Negligence does not have to be the sole cause of injury or death in order to entitle victims or their loved ones to compensation in full. The High Court made that point in the case of a man who was suffering from asbestos-related cancer when he died from heart failure.
After the man's widow launched proceedings, his former employer admitted that it bore responsibility for his negligent exposure to asbestos during a three-year period in the 1970s. It also accepted that it was liable for any damage arising from his contraction of mesothelioma, an incurable form of lung cancer associated with asbestos exposure. In disputing the amount of the award, however, it pointed out that he had not died directly from the disease but from a cardiac arrest.
In ruling on the case, the Court found that, had it not been for the mesothelioma, the man would have undergone coronary bypass surgery that would probably have averted the fatal heart attack. Had it been possible to carry out the operation, and had he not been suffering from mesothelioma, the likelihood was that he would have survived for another 20 years.

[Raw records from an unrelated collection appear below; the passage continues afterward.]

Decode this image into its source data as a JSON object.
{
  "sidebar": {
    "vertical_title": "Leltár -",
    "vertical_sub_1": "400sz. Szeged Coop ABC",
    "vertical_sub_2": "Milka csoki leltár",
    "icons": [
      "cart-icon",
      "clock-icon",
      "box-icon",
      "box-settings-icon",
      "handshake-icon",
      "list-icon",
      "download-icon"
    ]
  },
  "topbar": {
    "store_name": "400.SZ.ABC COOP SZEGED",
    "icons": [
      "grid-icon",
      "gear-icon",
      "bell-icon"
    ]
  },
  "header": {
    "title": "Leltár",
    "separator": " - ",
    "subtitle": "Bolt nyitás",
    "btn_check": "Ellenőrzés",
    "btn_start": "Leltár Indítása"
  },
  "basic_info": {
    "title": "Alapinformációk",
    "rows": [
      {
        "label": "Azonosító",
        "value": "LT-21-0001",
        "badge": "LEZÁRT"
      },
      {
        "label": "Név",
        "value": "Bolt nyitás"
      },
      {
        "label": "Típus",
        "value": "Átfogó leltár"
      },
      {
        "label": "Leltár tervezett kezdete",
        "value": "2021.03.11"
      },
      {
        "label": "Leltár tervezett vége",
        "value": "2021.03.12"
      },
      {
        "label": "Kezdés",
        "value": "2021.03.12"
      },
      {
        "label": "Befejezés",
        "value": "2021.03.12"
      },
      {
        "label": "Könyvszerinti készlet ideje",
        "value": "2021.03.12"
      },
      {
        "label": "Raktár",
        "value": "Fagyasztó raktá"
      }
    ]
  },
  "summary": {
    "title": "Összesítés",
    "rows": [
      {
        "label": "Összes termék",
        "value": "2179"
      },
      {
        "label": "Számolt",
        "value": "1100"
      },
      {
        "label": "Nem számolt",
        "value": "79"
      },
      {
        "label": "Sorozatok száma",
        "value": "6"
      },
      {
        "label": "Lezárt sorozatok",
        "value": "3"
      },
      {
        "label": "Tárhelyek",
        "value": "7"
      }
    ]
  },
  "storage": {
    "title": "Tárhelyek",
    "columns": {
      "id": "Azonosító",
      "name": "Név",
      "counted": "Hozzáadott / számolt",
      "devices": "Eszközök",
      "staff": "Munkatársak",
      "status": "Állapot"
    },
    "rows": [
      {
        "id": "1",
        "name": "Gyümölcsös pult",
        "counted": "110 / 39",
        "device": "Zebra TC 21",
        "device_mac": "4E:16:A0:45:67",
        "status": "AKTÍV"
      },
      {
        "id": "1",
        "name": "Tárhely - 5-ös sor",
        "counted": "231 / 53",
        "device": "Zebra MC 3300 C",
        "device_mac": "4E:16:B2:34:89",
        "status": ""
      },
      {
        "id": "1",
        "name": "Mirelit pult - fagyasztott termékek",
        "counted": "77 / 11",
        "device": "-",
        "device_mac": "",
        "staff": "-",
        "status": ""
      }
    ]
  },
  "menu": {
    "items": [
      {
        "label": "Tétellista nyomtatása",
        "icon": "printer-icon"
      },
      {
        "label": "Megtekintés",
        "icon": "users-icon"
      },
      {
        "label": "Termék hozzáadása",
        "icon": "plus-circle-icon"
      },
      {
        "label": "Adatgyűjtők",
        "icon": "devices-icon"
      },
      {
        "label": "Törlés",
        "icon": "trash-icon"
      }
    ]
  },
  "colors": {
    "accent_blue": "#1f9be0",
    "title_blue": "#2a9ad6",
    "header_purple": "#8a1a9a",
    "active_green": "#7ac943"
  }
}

The inability to perform the surgery had roughly doubled his risk of death from heart disease. The mesothelioma had thus caused or contributed to his death and, although there might have been other competing causes, his widow was entitled to be fully compensated for the consequences of his death. The amount of her award has yet to be calculated.